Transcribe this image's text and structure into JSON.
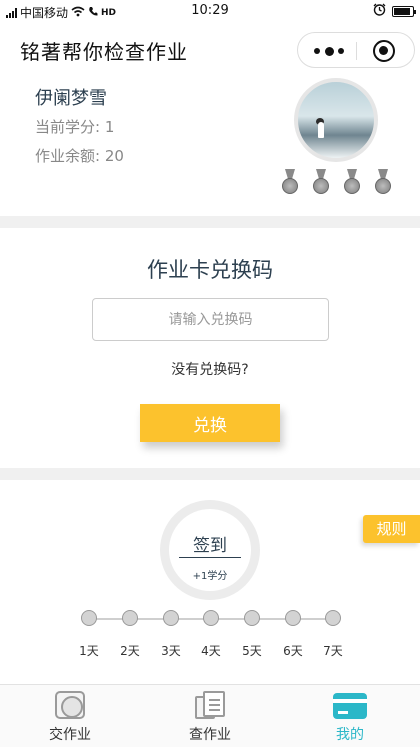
{
  "status_bar": {
    "carrier": "中国移动",
    "network": "HD",
    "time": "10:29"
  },
  "nav": {
    "title": "铭著帮你检查作业"
  },
  "profile": {
    "name": "伊阑梦雪",
    "credits": "当前学分: 1",
    "balance": "作业余额: 20",
    "medal_count": 4
  },
  "redeem": {
    "title": "作业卡兑换码",
    "input_placeholder": "请输入兑换码",
    "input_value": "",
    "help_link": "没有兑换码?",
    "button_label": "兑换"
  },
  "checkin": {
    "rules_label": "规则",
    "button_title": "签到",
    "button_subtitle": "+1学分",
    "days": [
      "1天",
      "2天",
      "3天",
      "4天",
      "5天",
      "6天",
      "7天"
    ]
  },
  "tabbar": {
    "items": [
      {
        "label": "交作业",
        "icon": "camera-icon",
        "active": false
      },
      {
        "label": "查作业",
        "icon": "documents-icon",
        "active": false
      },
      {
        "label": "我的",
        "icon": "card-icon",
        "active": true
      }
    ]
  },
  "colors": {
    "accent": "#fcc22d",
    "active_tab": "#2bb7c8",
    "title_text": "#2d4050",
    "divider": "#f0f0f0"
  }
}
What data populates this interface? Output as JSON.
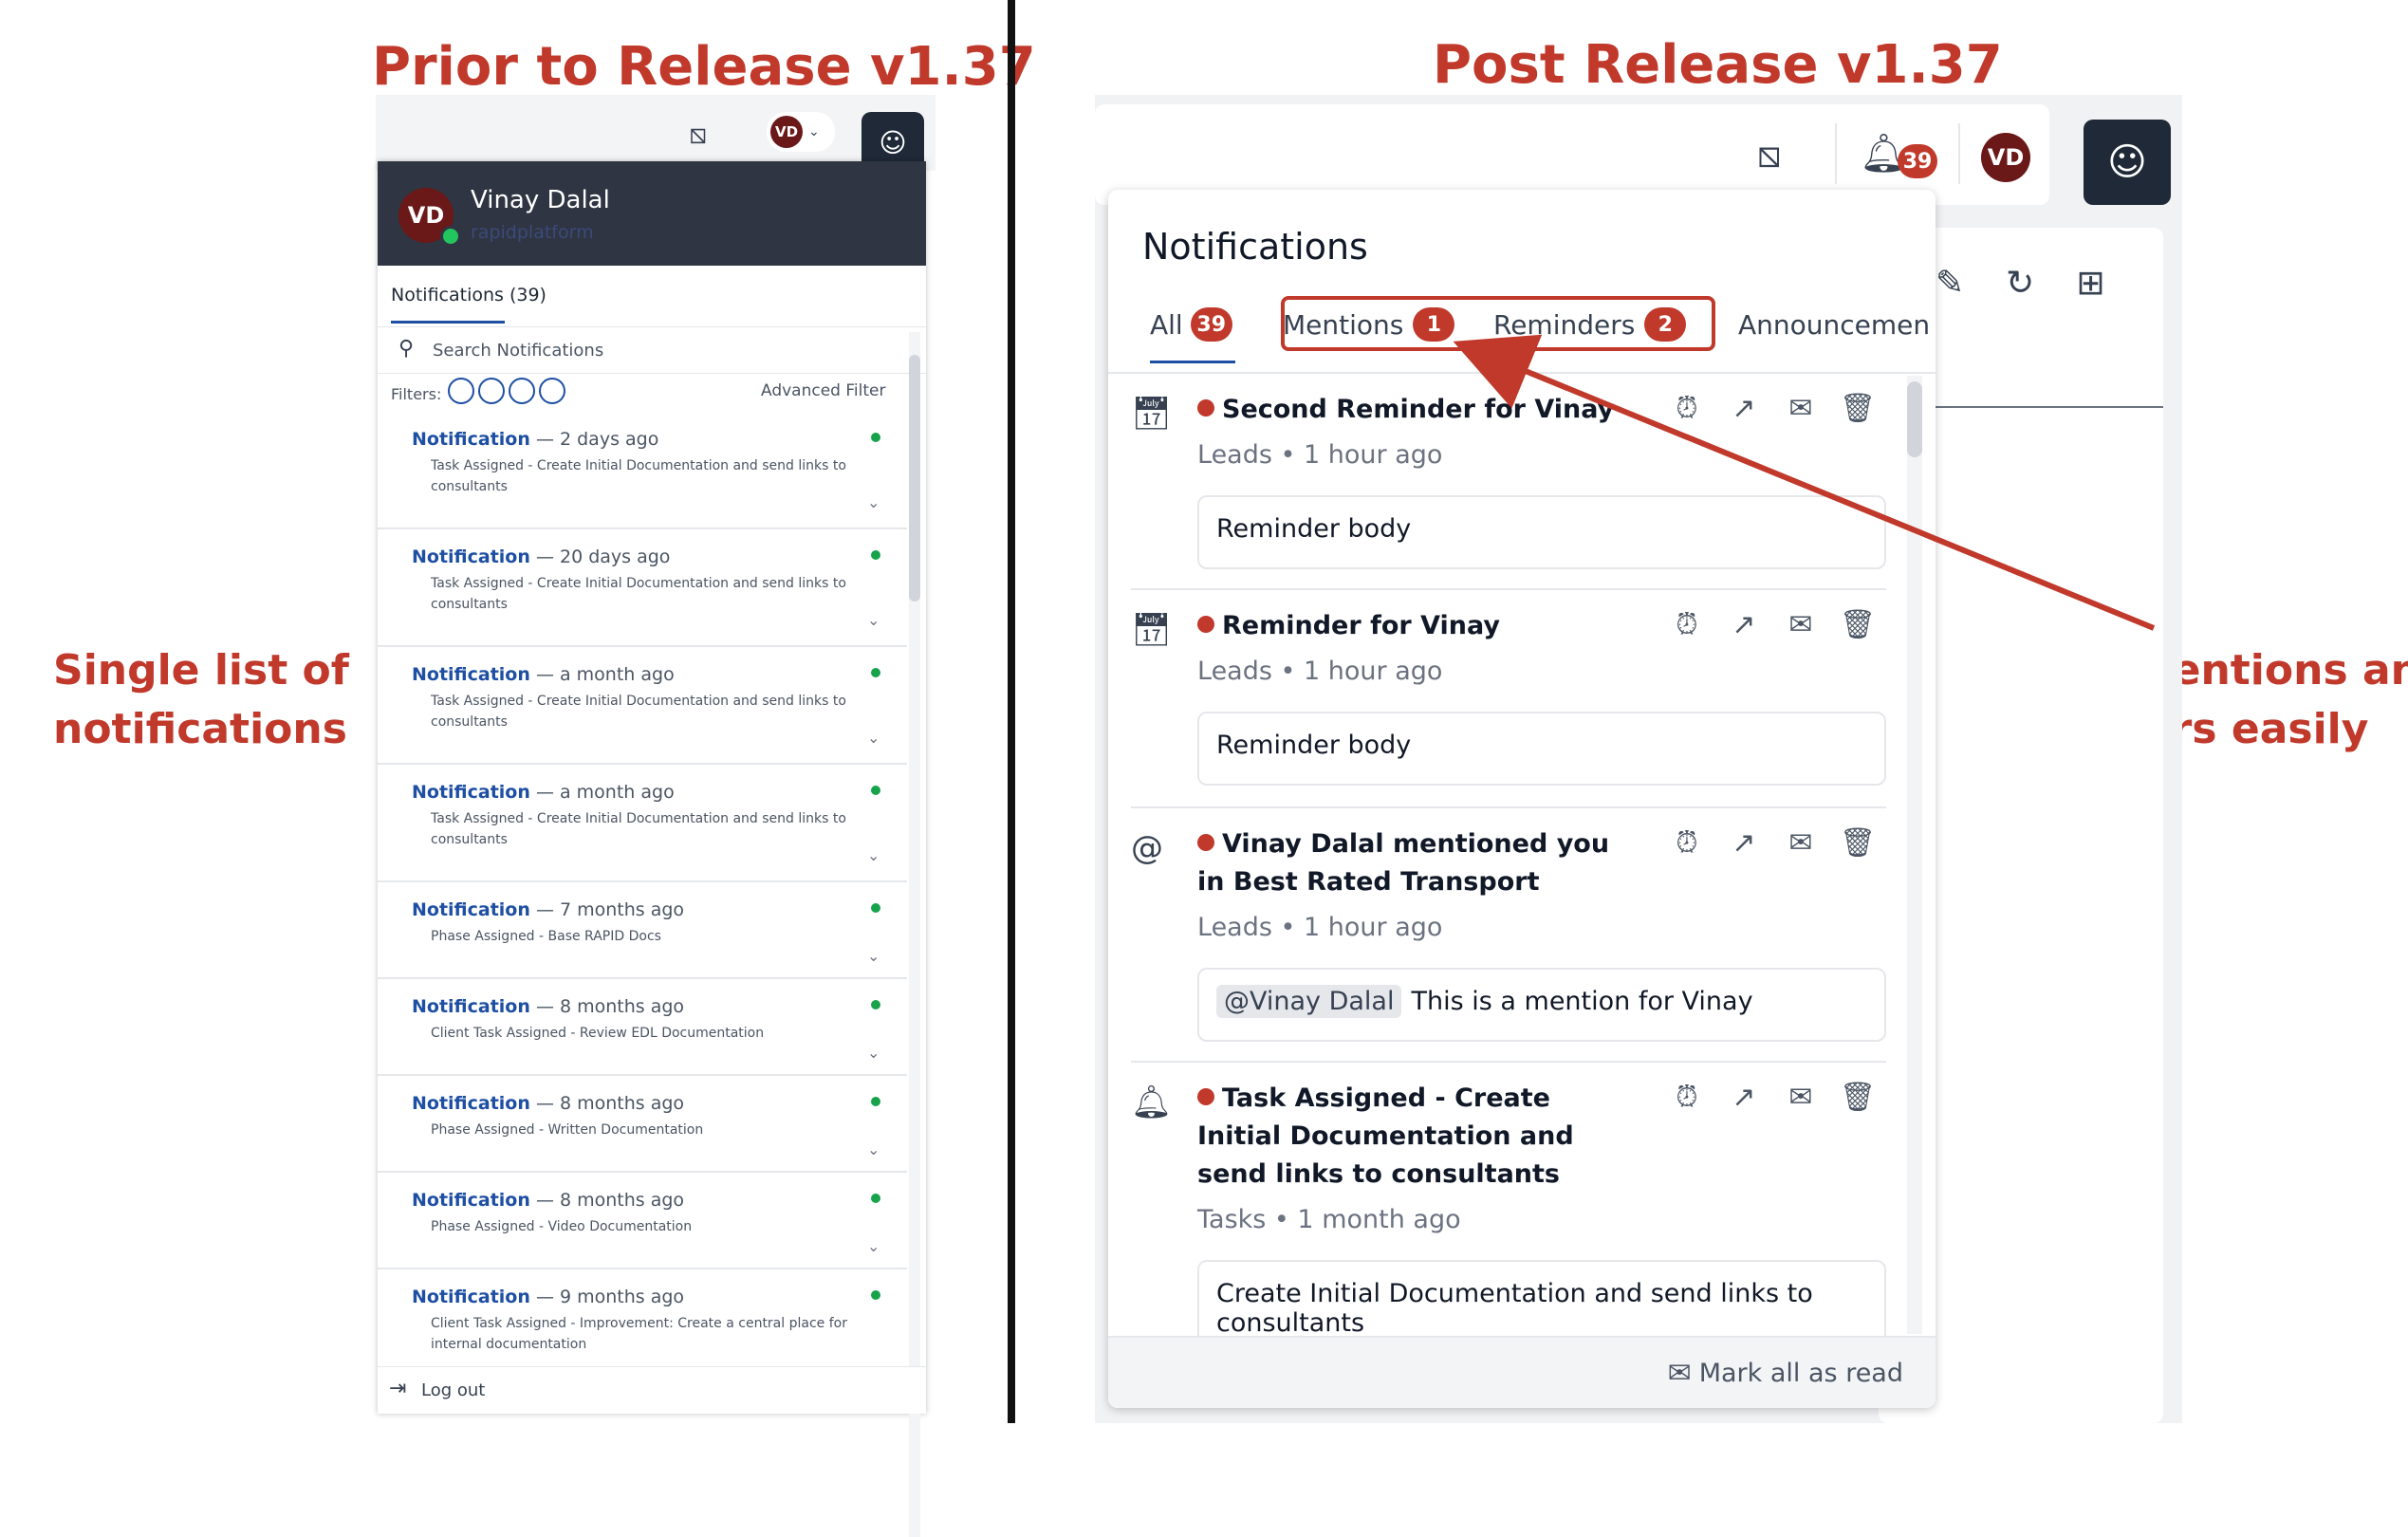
{
  "headings": {
    "prior": "Prior to Release v1.37",
    "post": "Post Release v1.37",
    "left_note": [
      "Single list of",
      "notifications"
    ],
    "right_note": [
      "Access mentions and",
      "reminders easily"
    ]
  },
  "colors": {
    "accent": "#c0392b",
    "dark_header": "#2f3542",
    "link_blue": "#1e4fa3",
    "online": "#16a34a"
  },
  "prior": {
    "avatar": "VD",
    "user_name": "Vinay Dalal",
    "org": "rapidplatform",
    "tab_label": "Notifications (39)",
    "search_placeholder": "Search Notifications",
    "filters_label": "Filters:",
    "advanced_filter": "Advanced Filter",
    "logout": "Log out",
    "items": [
      {
        "title": "Notification",
        "time": "— 2 days ago",
        "sub": "Task Assigned - Create Initial Documentation and send links to consultants"
      },
      {
        "title": "Notification",
        "time": "— 20 days ago",
        "sub": "Task Assigned - Create Initial Documentation and send links to consultants"
      },
      {
        "title": "Notification",
        "time": "— a month ago",
        "sub": "Task Assigned - Create Initial Documentation and send links to consultants"
      },
      {
        "title": "Notification",
        "time": "— a month ago",
        "sub": "Task Assigned - Create Initial Documentation and send links to consultants"
      },
      {
        "title": "Notification",
        "time": "— 7 months ago",
        "sub": "Phase Assigned - Base RAPID Docs"
      },
      {
        "title": "Notification",
        "time": "— 8 months ago",
        "sub": "Client Task Assigned - Review EDL Documentation"
      },
      {
        "title": "Notification",
        "time": "— 8 months ago",
        "sub": "Phase Assigned - Written Documentation"
      },
      {
        "title": "Notification",
        "time": "— 8 months ago",
        "sub": "Phase Assigned - Video Documentation"
      },
      {
        "title": "Notification",
        "time": "— 9 months ago",
        "sub": "Client Task Assigned - Improvement: Create a central place for internal documentation"
      }
    ]
  },
  "post": {
    "bell_count": "39",
    "avatar": "VD",
    "panel_title": "Notifications",
    "tabs": [
      {
        "label": "All",
        "count": "39"
      },
      {
        "label": "Mentions",
        "count": "1"
      },
      {
        "label": "Reminders",
        "count": "2"
      },
      {
        "label": "Announcemen",
        "count": ""
      }
    ],
    "items": [
      {
        "title": "Second Reminder for Vinay",
        "meta": "Leads • 1 hour ago",
        "body": "Reminder body",
        "icon": "calendar-clock-icon"
      },
      {
        "title": "Reminder for Vinay",
        "meta": "Leads • 1 hour ago",
        "body": "Reminder body",
        "icon": "calendar-clock-icon"
      },
      {
        "title": "Vinay Dalal mentioned you in Best Rated Transport",
        "meta": "Leads • 1 hour ago",
        "mention": "@Vinay Dalal",
        "body": "This is a mention for Vinay",
        "icon": "at-icon"
      },
      {
        "title": "Task Assigned - Create Initial Documentation and send links to consultants",
        "meta": "Tasks • 1 month ago",
        "body": "Create Initial Documentation and send links to consultants",
        "icon": "bell-icon"
      }
    ],
    "mark_all": "Mark all as read"
  }
}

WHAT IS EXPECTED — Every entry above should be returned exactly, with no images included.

RESPONSE TO THIS TASK —
Transcribe this image's text and structure into JSON.
{
  "status_bar": {
    "carrier": "中国移动",
    "network": "HD",
    "time": "10:29"
  },
  "nav": {
    "title": "铭著帮你检查作业"
  },
  "profile": {
    "name": "伊阑梦雪",
    "credits": "当前学分: 1",
    "balance": "作业余额: 20",
    "medal_count": 4
  },
  "redeem": {
    "title": "作业卡兑换码",
    "input_placeholder": "请输入兑换码",
    "input_value": "",
    "help_link": "没有兑换码?",
    "button_label": "兑换"
  },
  "checkin": {
    "rules_label": "规则",
    "button_title": "签到",
    "button_subtitle": "+1学分",
    "days": [
      "1天",
      "2天",
      "3天",
      "4天",
      "5天",
      "6天",
      "7天"
    ]
  },
  "tabbar": {
    "items": [
      {
        "label": "交作业",
        "icon": "camera-icon",
        "active": false
      },
      {
        "label": "查作业",
        "icon": "documents-icon",
        "active": false
      },
      {
        "label": "我的",
        "icon": "card-icon",
        "active": true
      }
    ]
  },
  "colors": {
    "accent": "#fcc22d",
    "active_tab": "#2bb7c8",
    "title_text": "#2d4050",
    "divider": "#f0f0f0"
  }
}
What data populates this interface? Output as JSON.
{
  "headings": {
    "prior": "Prior to Release v1.37",
    "post": "Post Release v1.37",
    "left_note": [
      "Single list of",
      "notifications"
    ],
    "right_note": [
      "Access mentions and",
      "reminders easily"
    ]
  },
  "colors": {
    "accent": "#c0392b",
    "dark_header": "#2f3542",
    "link_blue": "#1e4fa3",
    "online": "#16a34a"
  },
  "prior": {
    "avatar": "VD",
    "user_name": "Vinay Dalal",
    "org": "rapidplatform",
    "tab_label": "Notifications (39)",
    "search_placeholder": "Search Notifications",
    "filters_label": "Filters:",
    "advanced_filter": "Advanced Filter",
    "logout": "Log out",
    "items": [
      {
        "title": "Notification",
        "time": "— 2 days ago",
        "sub": "Task Assigned - Create Initial Documentation and send links to consultants"
      },
      {
        "title": "Notification",
        "time": "— 20 days ago",
        "sub": "Task Assigned - Create Initial Documentation and send links to consultants"
      },
      {
        "title": "Notification",
        "time": "— a month ago",
        "sub": "Task Assigned - Create Initial Documentation and send links to consultants"
      },
      {
        "title": "Notification",
        "time": "— a month ago",
        "sub": "Task Assigned - Create Initial Documentation and send links to consultants"
      },
      {
        "title": "Notification",
        "time": "— 7 months ago",
        "sub": "Phase Assigned - Base RAPID Docs"
      },
      {
        "title": "Notification",
        "time": "— 8 months ago",
        "sub": "Client Task Assigned - Review EDL Documentation"
      },
      {
        "title": "Notification",
        "time": "— 8 months ago",
        "sub": "Phase Assigned - Written Documentation"
      },
      {
        "title": "Notification",
        "time": "— 8 months ago",
        "sub": "Phase Assigned - Video Documentation"
      },
      {
        "title": "Notification",
        "time": "— 9 months ago",
        "sub": "Client Task Assigned - Improvement: Create a central place for internal documentation"
      }
    ]
  },
  "post": {
    "bell_count": "39",
    "avatar": "VD",
    "panel_title": "Notifications",
    "tabs": [
      {
        "label": "All",
        "count": "39"
      },
      {
        "label": "Mentions",
        "count": "1"
      },
      {
        "label": "Reminders",
        "count": "2"
      },
      {
        "label": "Announcemen",
        "count": ""
      }
    ],
    "items": [
      {
        "title": "Second Reminder for Vinay",
        "meta": "Leads • 1 hour ago",
        "body": "Reminder body",
        "icon": "calendar-clock-icon"
      },
      {
        "title": "Reminder for Vinay",
        "meta": "Leads • 1 hour ago",
        "body": "Reminder body",
        "icon": "calendar-clock-icon"
      },
      {
        "title": "Vinay Dalal mentioned you in Best Rated Transport",
        "meta": "Leads • 1 hour ago",
        "mention": "@Vinay Dalal",
        "body": "This is a mention for Vinay",
        "icon": "at-icon"
      },
      {
        "title": "Task Assigned - Create Initial Documentation and send links to consultants",
        "meta": "Tasks • 1 month ago",
        "body": "Create Initial Documentation and send links to consultants",
        "icon": "bell-icon"
      }
    ],
    "mark_all": "Mark all as read"
  }
}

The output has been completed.